This is further underlined later in GMP where it states that: “All patients are entitled to care and treatment to meet their clinical needs” and goes on to emphasise that doctors have an obligation to treat a patient even where this might put the doctor’s own health at risk.
Worryingly, five per cent of students in the ethical study objected to intimate examination of patients of the opposite sex and 8.5 per cent would object to treating patients who are suffering from acute alcohol intoxication. (Smaller proportions would go further than objecting and would firmly refuse the intimate examination or to manage alcohol intoxication.)
Medicine will always need highly principled individuals but these medical students and doctors are not permitted by the GMC to pick and choose whom they will treat. There is also the question of how practical the stance actually is in the complex world of clinical medicine. The doctor cannot choose to treat only part of a male patient’s HIV complex where that patient is both a haemophiliac and bisexual. What if they were then required to manage the risk to this man’s (heterosexual) wife?
It is very worrying that there are medical students already well along the path of their medical studies whose personal ethical and religious framework means that they will not treat particular patients who have made lifestyle choices that those students find objectionable. Even with the most careful choice of jobs after qualification, it is impossible to be sure that the doctor will not have to manage such a patient, often in an on-call role where it may be very difficult to find someone else to take over.
Medical schools have a duty to consider applicants equally regardless of their moral or religious beliefs or of their lifestyle choices.
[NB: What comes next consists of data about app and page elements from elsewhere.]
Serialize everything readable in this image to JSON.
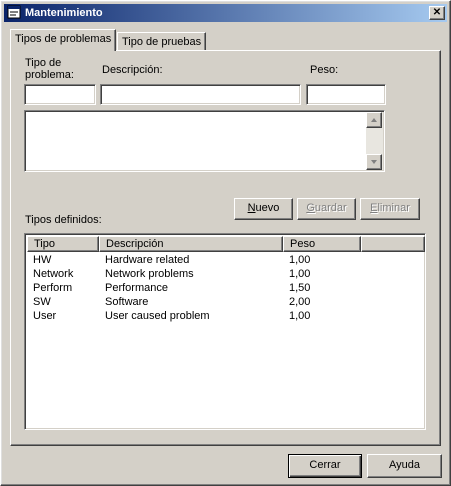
{
  "window": {
    "title": "Mantenimiento",
    "close_glyph": "✕"
  },
  "tabs": [
    {
      "label": "Tipos de problemas",
      "active": true
    },
    {
      "label": "Tipo de pruebas",
      "active": false
    }
  ],
  "form": {
    "tipo_label_line1": "Tipo de",
    "tipo_label_line2": "problema:",
    "descripcion_label": "Descripción:",
    "peso_label": "Peso:",
    "tipo_value": "",
    "descripcion_value": "",
    "peso_value": "",
    "notes_value": ""
  },
  "buttons": {
    "nuevo_first": "N",
    "nuevo_rest": "uevo",
    "guardar_first": "G",
    "guardar_rest": "uardar",
    "eliminar_first": "E",
    "eliminar_rest": "liminar",
    "cerrar": "Cerrar",
    "ayuda": "Ayuda"
  },
  "list": {
    "title": "Tipos definidos:",
    "columns": [
      "Tipo",
      "Descripción",
      "Peso",
      ""
    ],
    "rows": [
      {
        "tipo": "HW",
        "descripcion": "Hardware related",
        "peso": "1,00"
      },
      {
        "tipo": "Network",
        "descripcion": "Network problems",
        "peso": "1,00"
      },
      {
        "tipo": "Perform",
        "descripcion": "Performance",
        "peso": "1,50"
      },
      {
        "tipo": "SW",
        "descripcion": "Software",
        "peso": "2,00"
      },
      {
        "tipo": "User",
        "descripcion": "User caused problem",
        "peso": "1,00"
      }
    ]
  },
  "icons": {
    "app": "form-window-icon",
    "scroll_up": "arrow-up-icon",
    "scroll_down": "arrow-down-icon"
  }
}
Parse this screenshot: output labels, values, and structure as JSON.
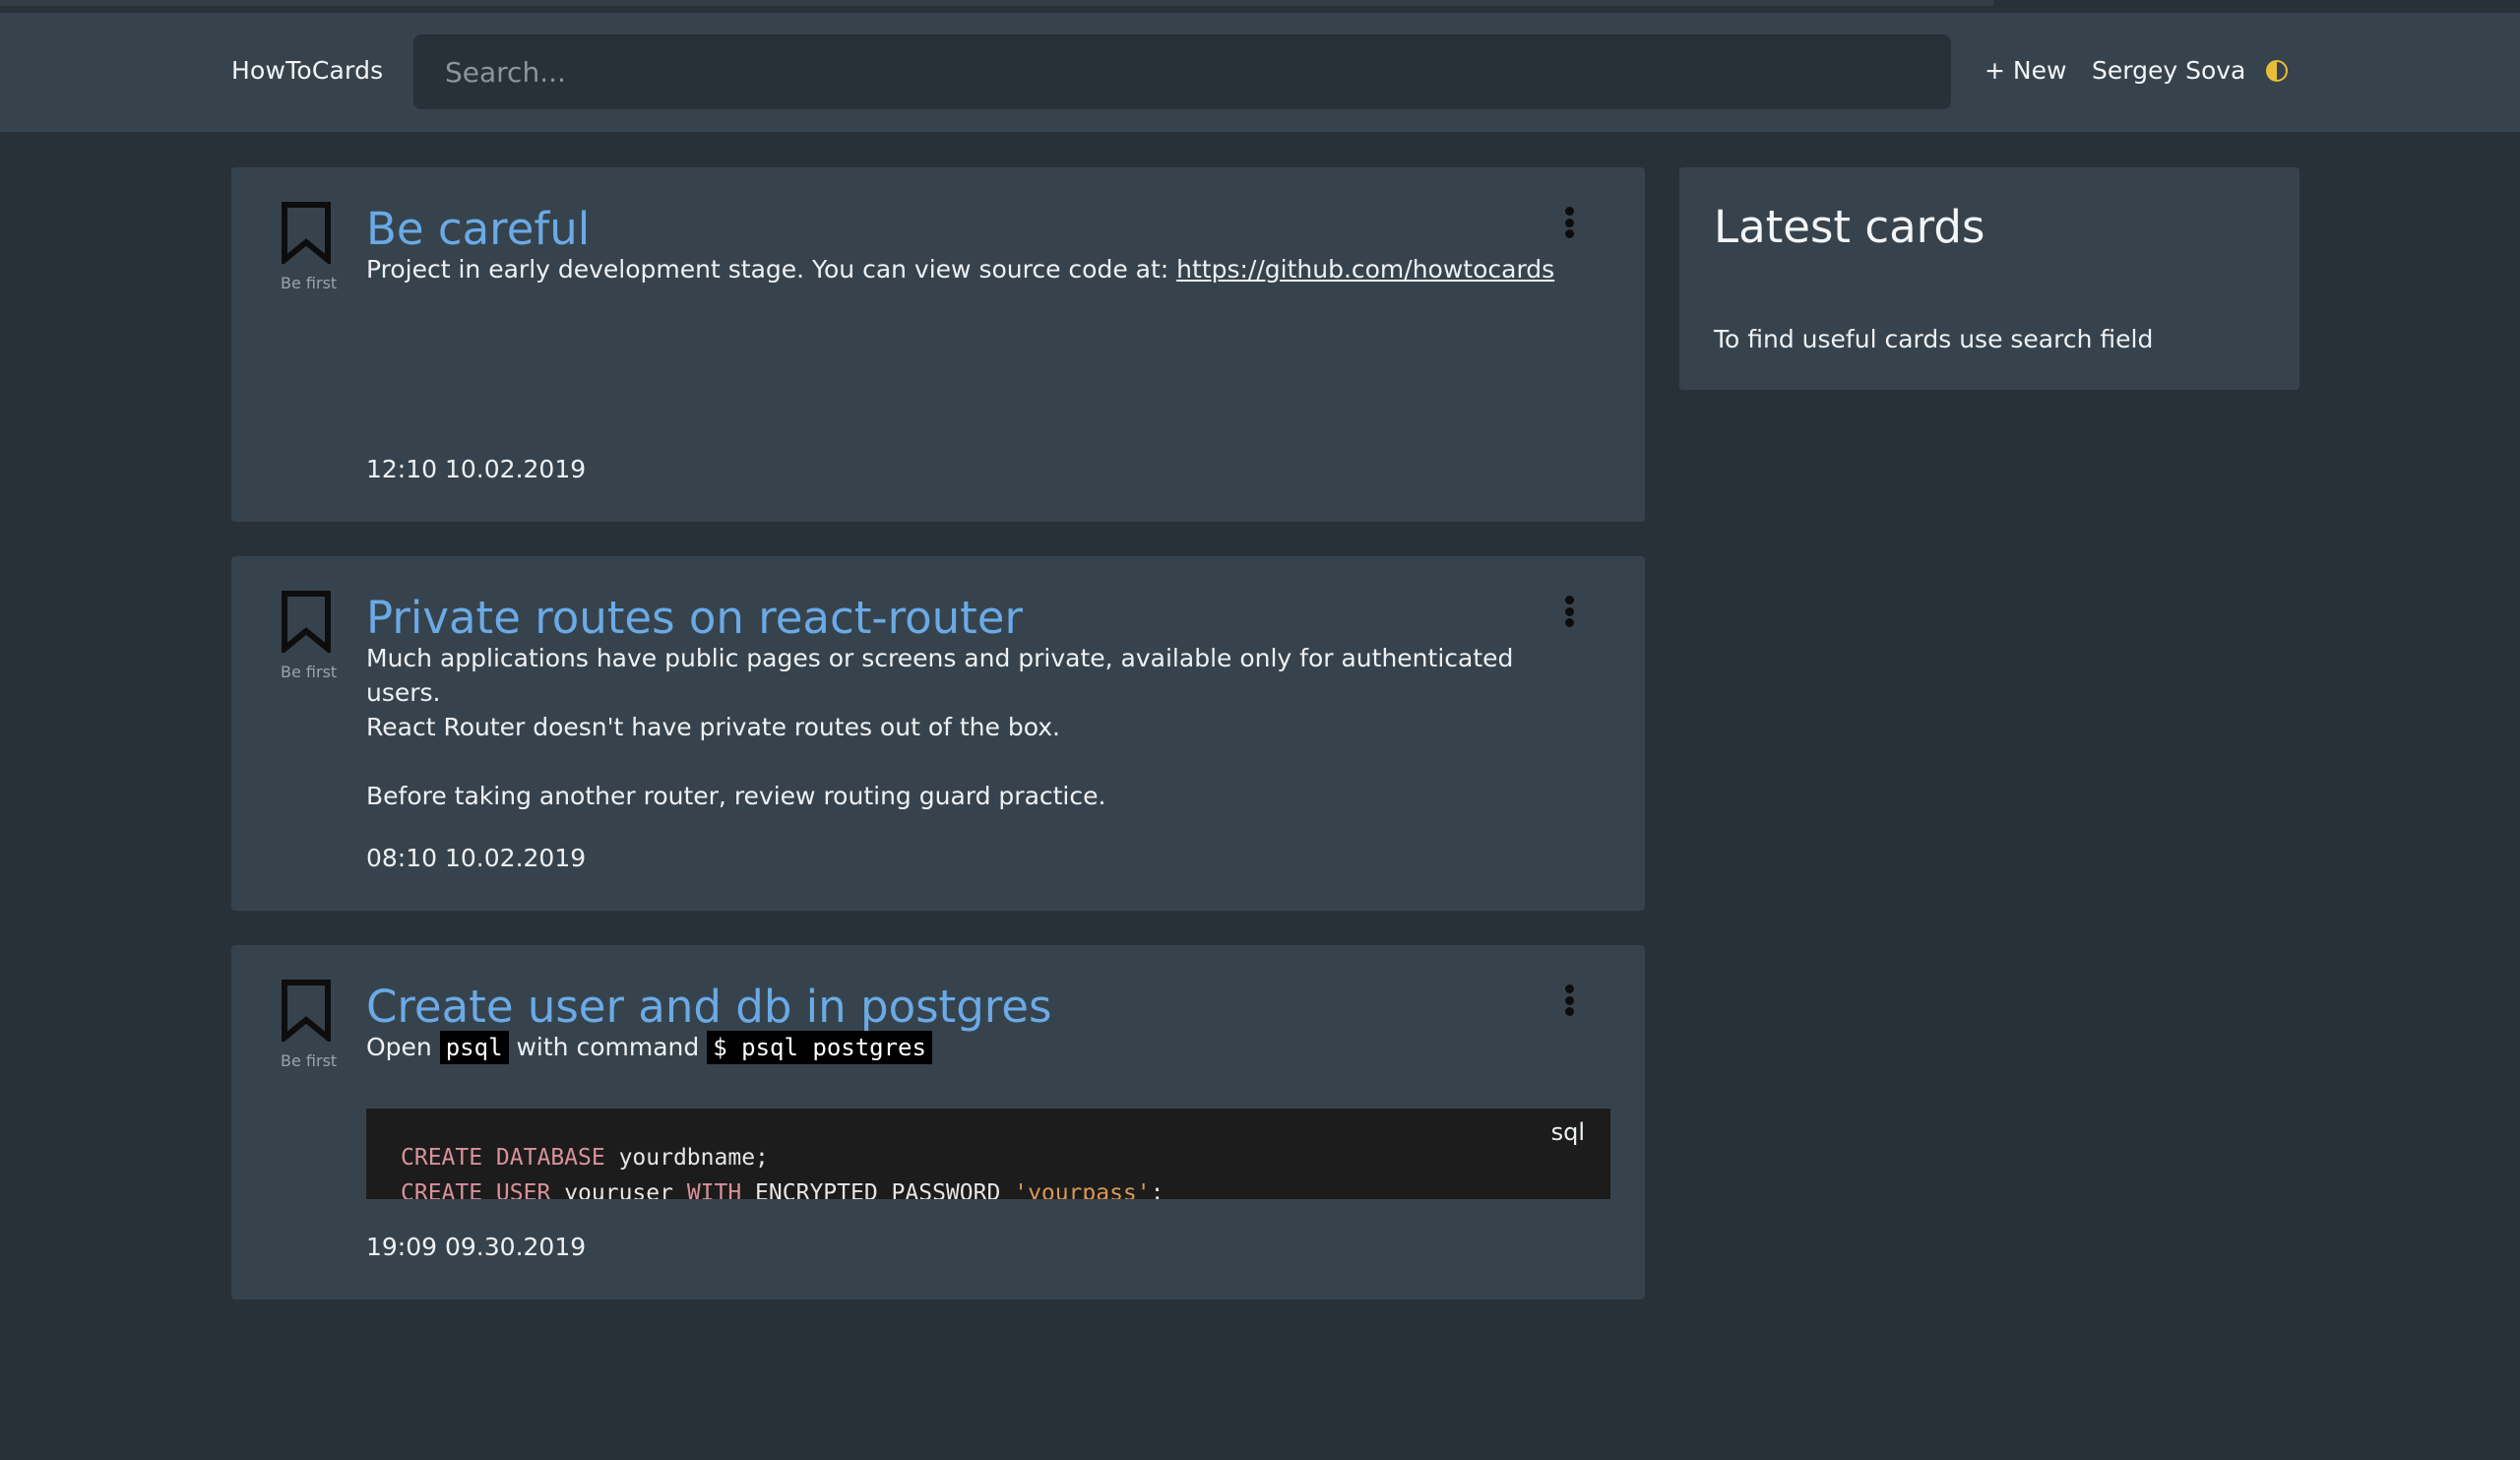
{
  "app": {
    "brand": "HowToCards"
  },
  "header": {
    "search_placeholder": "Search...",
    "new_label": "+ New",
    "user_name": "Sergey Sova",
    "theme_toggle_icon": "half-moon-icon"
  },
  "cards": [
    {
      "title": "Be careful",
      "bookmark_caption": "Be first",
      "body_text": "Project in early development stage. You can view source code at: ",
      "body_link": "https://github.com/howtocards",
      "date": "12:10 10.02.2019"
    },
    {
      "title": "Private routes on react-router",
      "bookmark_caption": "Be first",
      "body_line1": "Much applications have public pages or screens and private, available only for authenticated users.",
      "body_line2": "React Router doesn't have private routes out of the box.",
      "body_line3": "Before taking another router, review routing guard practice.",
      "date": "08:10 10.02.2019"
    },
    {
      "title": "Create user and db in postgres",
      "bookmark_caption": "Be first",
      "body_open": "Open",
      "body_code1": "psql",
      "body_with": "with command",
      "body_code2": "$ psql postgres",
      "code_lang": "sql",
      "code_line1": {
        "kw": "CREATE DATABASE",
        "rest": " yourdbname;"
      },
      "code_line2": {
        "kw1": "CREATE USER",
        "mid": " youruser ",
        "kw2": "WITH",
        "mid2": " ENCRYPTED PASSWORD ",
        "str": "'yourpass'",
        "end": ";"
      },
      "date": "19:09 09.30.2019"
    }
  ],
  "sidebar": {
    "title": "Latest cards",
    "hint": "To find useful cards use search field"
  },
  "colors": {
    "background": "#283038",
    "panel": "#37434c",
    "title_link": "#6aaae6",
    "theme_toggle": "#e9bd3a"
  }
}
Surely they also have a duty to remind applicants that the GMC may well sanction doctors who unfairly pick and choose which patients they will examine or treat? It should then be up to those applicants to decide for themselves if medicine is really the correct career choice. Perhaps a follow-up study could be arranged to ask the conscientious objectors if they were made aware, when they applied to study medicine, that they would inevitably face such difficult choices.
Mr Des Watson is a senior medical adviser with MDDUS
A 16-year-old patient, Miss B, presents at A&E on a Sunday morning seeking emergency contraception. She is seen by Dr E and tells him that she had unprotected sex the previous night following a drink and drugs binge. She reassures him that the sex was consensual but she is concerned she might be pregnant and is worried her parents will find out.
However, Dr E is a practising Catholic and disapproves of Miss B’s drinking and drug-taking. He also has a conscientious objection to prescribing contraception and explains to her that he is not prepared to treat her because of his personal beliefs. Miss B is unhappy and challenges the doctor’s refusal. He tells her another doctor will treat her but does not submit a request until later that morning, due to Miss B’s behaviour. Miss B is finally seen by another doctor three hours later.
The following week, she submits a complaint to the hospital about the way Dr E handled her case and this is eventually resolved by way of an apology from Dr E.
• Never refuse or delay treatment because you believe a patient’s actions have contributed to their condition.
• If you have a conscientious objection to treating a patient, you must explain their right to see another doctor and ensure they have enough information to exercise that right.
• If the patient can’t make their own arrangements, you must ensure arrangements are made, without delay, for another doctor to take over their care.